Data under study:

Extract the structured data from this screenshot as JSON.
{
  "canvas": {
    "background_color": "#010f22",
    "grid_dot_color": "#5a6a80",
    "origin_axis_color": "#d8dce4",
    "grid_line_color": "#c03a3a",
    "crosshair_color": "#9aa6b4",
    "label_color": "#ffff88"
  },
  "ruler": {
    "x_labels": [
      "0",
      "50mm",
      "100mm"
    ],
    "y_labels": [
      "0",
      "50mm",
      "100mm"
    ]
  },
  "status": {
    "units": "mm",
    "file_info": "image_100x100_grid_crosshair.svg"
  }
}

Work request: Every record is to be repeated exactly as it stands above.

Response to the exercise:
Extract the structured data from this screenshot as JSON.
{
  "canvas": {
    "background_color": "#010f22",
    "grid_dot_color": "#5a6a80",
    "origin_axis_color": "#d8dce4",
    "grid_line_color": "#c03a3a",
    "crosshair_color": "#9aa6b4",
    "label_color": "#ffff88"
  },
  "ruler": {
    "x_labels": [
      "0",
      "50mm",
      "100mm"
    ],
    "y_labels": [
      "0",
      "50mm",
      "100mm"
    ]
  },
  "status": {
    "units": "mm",
    "file_info": "image_100x100_grid_crosshair.svg"
  }
}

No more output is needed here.